President Joe Biden responds to questions about plans to extend the CDC’s eviction moratorium at the White House on Tuesday 08/3/2021. The U.S. Supreme Court found in June that the CDC does not have the authority to extend a universal ban on evictions past July 31. The Biden administration has now released a tailored version of the ban that applies only to areas with “heightened levels of community transmission.” (Screenshot/Grabien)

Pelosi and Democrats nevertheless demanded that the Biden administration extend the moratorium regardless of the SCOTUS ruling, and the White House resisted the pressure for days. (RELTED: Here’s Why ‘The Squad’ Is Camping Out On The Steps Of Capitol Hill)

“Given the recent spread of the Delta variant, including among those American’s both most likely to face evictions and lacking vaccinations, President Biden would have strongly supported a decision by the CDC to further extend this eviction moratorium,” Psaki said July 29. “Unfortunately, the Supreme Court has made clear that this option is no longer available.”

The new moratorium focuses on areas with “heightened levels of community transmission” of COVID-19 and the delta variant, according to the CDC order. The previous moratorium had no such limits, and the new restrictions are no doubt an attempt to avoid another strike-down from the Supreme Court. (RELATED: ‘I Think He Should’: Biden Calls On Cuomo To Resign Following Investigation)

WASHINGTON, DC – JULY 30: Speaker of the House Nancy Pelosi speaks during a bill enrollment ceremony for the Emergency Security Supplemental Appropriations Act at the U.S. Capitol on July 30, 2021 in Washington, DC. The bill provides $1.9 billion in FY2021 for emergency supplemental appropriations for the legislative branch and federal agencies to respond to the attack on the U.S. Capitol Complex that occurred on January 6, 2021. (Drew Angerer/Getty Images)

Should the new order fail in courts, however, the White House is likely to return to the arguments it was making earlier this week.

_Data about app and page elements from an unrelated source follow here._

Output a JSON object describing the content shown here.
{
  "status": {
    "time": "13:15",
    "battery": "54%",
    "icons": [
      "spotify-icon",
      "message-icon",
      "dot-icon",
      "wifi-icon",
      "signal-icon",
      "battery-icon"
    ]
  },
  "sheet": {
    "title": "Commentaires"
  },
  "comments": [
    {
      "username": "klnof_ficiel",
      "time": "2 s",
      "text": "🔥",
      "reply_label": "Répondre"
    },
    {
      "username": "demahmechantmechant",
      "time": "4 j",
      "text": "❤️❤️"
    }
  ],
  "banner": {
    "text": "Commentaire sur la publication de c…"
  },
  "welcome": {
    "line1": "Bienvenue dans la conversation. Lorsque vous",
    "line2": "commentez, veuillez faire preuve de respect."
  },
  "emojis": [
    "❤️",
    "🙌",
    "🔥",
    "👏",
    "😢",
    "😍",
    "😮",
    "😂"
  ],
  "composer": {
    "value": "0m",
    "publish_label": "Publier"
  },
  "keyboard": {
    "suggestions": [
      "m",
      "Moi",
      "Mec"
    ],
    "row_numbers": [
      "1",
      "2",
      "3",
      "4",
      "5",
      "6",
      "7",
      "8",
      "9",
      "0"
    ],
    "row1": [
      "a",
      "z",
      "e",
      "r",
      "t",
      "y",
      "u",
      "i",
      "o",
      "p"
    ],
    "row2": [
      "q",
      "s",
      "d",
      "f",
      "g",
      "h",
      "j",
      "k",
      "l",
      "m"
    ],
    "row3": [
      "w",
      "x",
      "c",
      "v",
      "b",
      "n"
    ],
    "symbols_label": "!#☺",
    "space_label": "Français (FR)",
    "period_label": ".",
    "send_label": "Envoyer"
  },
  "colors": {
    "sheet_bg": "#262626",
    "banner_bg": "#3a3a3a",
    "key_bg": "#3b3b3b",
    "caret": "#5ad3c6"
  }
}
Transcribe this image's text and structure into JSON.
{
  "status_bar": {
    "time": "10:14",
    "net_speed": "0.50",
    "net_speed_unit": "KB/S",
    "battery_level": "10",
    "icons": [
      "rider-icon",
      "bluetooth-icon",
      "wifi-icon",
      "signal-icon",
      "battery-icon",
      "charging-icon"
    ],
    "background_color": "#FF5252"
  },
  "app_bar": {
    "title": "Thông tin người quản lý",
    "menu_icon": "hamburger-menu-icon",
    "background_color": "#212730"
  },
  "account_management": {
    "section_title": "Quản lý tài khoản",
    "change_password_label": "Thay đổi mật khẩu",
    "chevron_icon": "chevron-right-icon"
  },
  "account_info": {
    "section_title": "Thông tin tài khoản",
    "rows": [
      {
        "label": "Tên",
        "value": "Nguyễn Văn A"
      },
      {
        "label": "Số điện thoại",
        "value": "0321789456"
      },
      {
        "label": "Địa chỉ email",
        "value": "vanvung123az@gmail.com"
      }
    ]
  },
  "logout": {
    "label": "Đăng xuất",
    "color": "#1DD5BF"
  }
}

Psaki argued as late as Tuesday afternoon that state governments should take up the mantle and enact eviction moratoriums themselves, given that the relevant funding is still available. Senate Minority Leader Mitch McConnell echoed the argument as well, saying he doesn’t believe action is necessary on the federal level. (RELATED: Top Republican Demands Janet Yellen Testifies About $44 Billion In Unused COVID Funds)

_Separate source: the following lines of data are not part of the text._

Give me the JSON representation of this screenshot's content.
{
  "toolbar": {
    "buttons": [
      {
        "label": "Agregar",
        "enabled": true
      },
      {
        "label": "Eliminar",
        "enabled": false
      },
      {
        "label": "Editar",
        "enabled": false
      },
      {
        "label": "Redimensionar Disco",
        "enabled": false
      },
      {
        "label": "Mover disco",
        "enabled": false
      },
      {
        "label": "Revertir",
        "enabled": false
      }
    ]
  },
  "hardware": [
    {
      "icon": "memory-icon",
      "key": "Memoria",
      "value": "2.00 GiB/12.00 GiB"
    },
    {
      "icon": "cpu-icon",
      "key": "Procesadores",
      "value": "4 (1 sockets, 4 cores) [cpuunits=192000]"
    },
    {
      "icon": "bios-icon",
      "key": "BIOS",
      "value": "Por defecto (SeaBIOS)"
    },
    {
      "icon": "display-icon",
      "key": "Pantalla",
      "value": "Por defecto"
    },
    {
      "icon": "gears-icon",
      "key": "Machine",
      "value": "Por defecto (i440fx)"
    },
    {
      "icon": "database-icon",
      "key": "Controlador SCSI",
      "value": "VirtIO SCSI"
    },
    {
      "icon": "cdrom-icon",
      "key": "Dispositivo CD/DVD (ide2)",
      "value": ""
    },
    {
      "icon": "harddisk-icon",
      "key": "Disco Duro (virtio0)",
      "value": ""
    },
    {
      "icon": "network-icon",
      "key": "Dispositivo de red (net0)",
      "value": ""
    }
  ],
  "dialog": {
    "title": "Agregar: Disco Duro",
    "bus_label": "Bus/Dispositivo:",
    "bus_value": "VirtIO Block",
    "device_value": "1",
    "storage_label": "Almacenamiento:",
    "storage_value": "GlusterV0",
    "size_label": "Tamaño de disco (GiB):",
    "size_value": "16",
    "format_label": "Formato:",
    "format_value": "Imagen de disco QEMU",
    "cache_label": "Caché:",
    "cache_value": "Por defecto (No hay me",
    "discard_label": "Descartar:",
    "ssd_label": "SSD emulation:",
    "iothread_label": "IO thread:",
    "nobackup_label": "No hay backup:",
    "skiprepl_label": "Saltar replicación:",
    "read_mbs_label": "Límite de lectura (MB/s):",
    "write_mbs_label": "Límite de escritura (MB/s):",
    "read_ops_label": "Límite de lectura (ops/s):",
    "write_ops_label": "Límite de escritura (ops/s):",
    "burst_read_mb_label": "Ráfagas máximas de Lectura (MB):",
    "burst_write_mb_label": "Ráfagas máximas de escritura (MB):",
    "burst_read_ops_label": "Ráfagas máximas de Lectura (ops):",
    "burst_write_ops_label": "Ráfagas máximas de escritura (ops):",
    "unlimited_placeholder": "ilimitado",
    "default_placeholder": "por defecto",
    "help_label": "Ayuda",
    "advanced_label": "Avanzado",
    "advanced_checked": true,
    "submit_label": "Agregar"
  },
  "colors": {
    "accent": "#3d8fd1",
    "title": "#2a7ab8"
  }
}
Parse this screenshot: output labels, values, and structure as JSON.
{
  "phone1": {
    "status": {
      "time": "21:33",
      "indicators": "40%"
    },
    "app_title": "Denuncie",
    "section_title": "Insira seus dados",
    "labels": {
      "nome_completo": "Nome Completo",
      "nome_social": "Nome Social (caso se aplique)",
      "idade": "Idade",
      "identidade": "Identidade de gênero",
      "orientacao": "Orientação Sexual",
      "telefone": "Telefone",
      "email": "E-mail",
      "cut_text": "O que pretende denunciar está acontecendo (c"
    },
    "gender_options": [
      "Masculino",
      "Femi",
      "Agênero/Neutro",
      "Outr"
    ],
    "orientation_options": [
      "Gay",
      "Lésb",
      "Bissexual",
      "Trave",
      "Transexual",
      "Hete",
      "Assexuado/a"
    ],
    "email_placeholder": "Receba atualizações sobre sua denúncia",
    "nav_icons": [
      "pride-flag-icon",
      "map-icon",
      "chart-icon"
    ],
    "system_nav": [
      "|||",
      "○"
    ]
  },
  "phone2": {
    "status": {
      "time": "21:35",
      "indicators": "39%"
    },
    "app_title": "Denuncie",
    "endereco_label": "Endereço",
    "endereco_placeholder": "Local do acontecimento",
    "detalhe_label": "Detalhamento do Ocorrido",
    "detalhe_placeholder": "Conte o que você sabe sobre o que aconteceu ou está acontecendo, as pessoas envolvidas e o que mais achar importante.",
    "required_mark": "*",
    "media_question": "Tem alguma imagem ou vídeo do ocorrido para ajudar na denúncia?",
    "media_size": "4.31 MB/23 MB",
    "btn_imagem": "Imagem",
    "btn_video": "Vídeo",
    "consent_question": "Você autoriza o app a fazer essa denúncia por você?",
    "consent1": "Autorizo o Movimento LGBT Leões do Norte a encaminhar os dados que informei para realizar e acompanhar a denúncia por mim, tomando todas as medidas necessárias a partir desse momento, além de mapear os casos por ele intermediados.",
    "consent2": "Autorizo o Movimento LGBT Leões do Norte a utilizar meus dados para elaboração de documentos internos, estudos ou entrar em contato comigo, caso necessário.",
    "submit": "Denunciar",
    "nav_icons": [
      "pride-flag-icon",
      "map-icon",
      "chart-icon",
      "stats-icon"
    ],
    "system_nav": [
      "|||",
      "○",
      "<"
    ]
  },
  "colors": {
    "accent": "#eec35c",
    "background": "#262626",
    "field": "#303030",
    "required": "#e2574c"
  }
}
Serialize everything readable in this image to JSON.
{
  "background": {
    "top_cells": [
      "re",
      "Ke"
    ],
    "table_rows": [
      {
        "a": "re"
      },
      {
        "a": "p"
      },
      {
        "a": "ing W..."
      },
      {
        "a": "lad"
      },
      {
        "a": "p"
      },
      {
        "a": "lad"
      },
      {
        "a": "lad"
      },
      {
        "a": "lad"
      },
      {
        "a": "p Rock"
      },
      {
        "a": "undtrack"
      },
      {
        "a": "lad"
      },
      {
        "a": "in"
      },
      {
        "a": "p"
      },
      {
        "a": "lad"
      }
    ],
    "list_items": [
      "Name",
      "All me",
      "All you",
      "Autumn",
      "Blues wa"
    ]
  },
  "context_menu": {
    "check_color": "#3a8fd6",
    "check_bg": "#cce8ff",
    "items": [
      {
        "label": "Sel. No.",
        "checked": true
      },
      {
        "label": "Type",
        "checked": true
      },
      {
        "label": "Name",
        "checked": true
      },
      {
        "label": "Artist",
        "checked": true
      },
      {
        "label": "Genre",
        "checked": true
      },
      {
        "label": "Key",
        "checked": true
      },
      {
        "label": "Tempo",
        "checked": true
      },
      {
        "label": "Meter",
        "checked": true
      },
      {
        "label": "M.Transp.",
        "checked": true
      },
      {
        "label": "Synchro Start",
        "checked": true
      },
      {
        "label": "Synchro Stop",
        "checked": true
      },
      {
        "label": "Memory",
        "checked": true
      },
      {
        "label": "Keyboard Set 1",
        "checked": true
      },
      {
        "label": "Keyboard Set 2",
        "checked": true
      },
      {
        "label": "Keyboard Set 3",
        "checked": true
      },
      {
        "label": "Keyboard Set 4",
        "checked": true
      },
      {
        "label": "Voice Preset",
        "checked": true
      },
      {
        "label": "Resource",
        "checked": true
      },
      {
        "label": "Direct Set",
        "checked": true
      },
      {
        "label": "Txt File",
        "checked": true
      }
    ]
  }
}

Democrats in Congress had attempted to pass a moratorium extension via unanimous consent Friday, but the effort fell to Republican opposition.

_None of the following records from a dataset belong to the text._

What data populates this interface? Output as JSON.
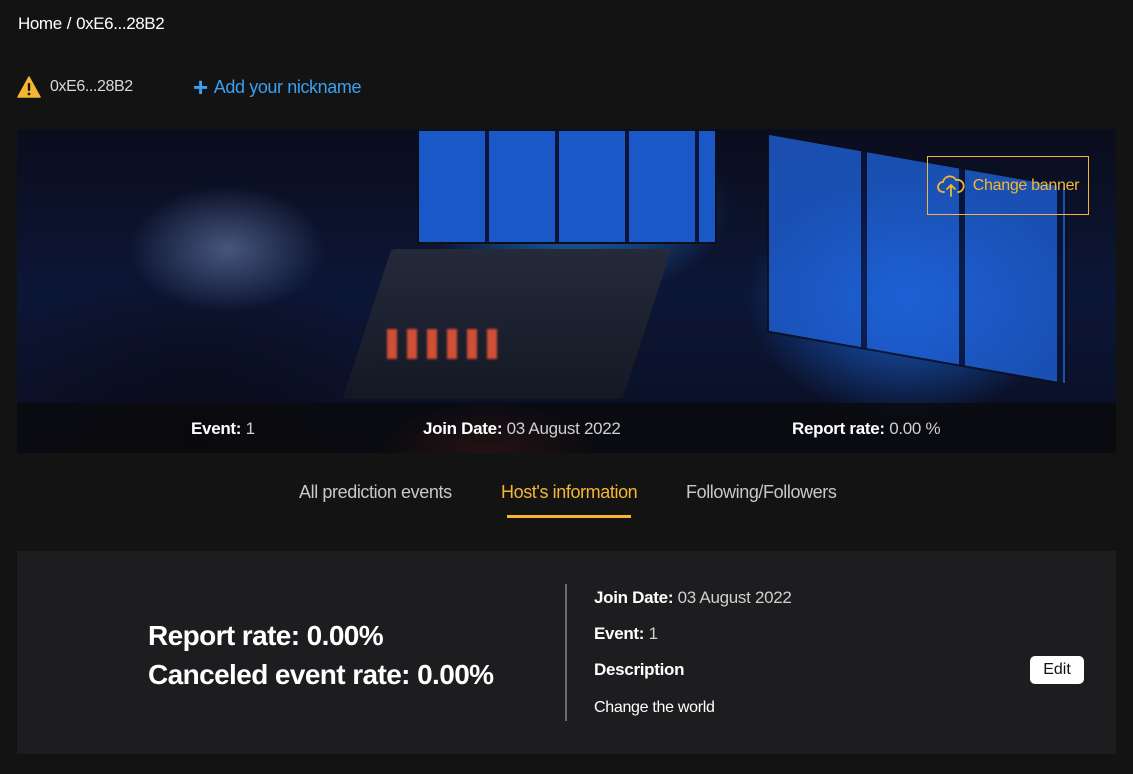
{
  "breadcrumb": {
    "home": "Home",
    "separator": "/",
    "current": "0xE6...28B2"
  },
  "profile": {
    "address": "0xE6...28B2",
    "warning_icon": "warning-triangle-icon",
    "add_nickname_label": "Add your nickname",
    "add_nickname_icon": "plus-icon"
  },
  "banner": {
    "change_banner_label": "Change banner",
    "change_banner_icon": "cloud-upload-icon",
    "stats": {
      "event_label": "Event:",
      "event_value": "1",
      "join_date_label": "Join Date:",
      "join_date_value": "03 August 2022",
      "report_rate_label": "Report rate:",
      "report_rate_value": "0.00 %"
    }
  },
  "tabs": [
    {
      "label": "All prediction events",
      "active": false
    },
    {
      "label": "Host's information",
      "active": true
    },
    {
      "label": "Following/Followers",
      "active": false
    }
  ],
  "host_info": {
    "report_rate": "Report rate: 0.00%",
    "canceled_event_rate": "Canceled event rate: 0.00%",
    "join_date_label": "Join Date:",
    "join_date_value": "03 August 2022",
    "event_label": "Event:",
    "event_value": "1",
    "description_label": "Description",
    "description_value": "Change the world",
    "edit_label": "Edit"
  },
  "colors": {
    "background": "#131313",
    "panel": "#1d1d20",
    "accent": "#f5b731",
    "link": "#3aa0f0",
    "warning": "#f5b731"
  }
}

“We are proud and pleased that, overwhelmingly, House Democrats have understood the hardship caused by rental evictions and support extending the eviction moratorium to October 18, 2021,”  Pelosi and other Democratic leaders said in a statement at the time. “Unfortunately, not a single Republican would support this measure.”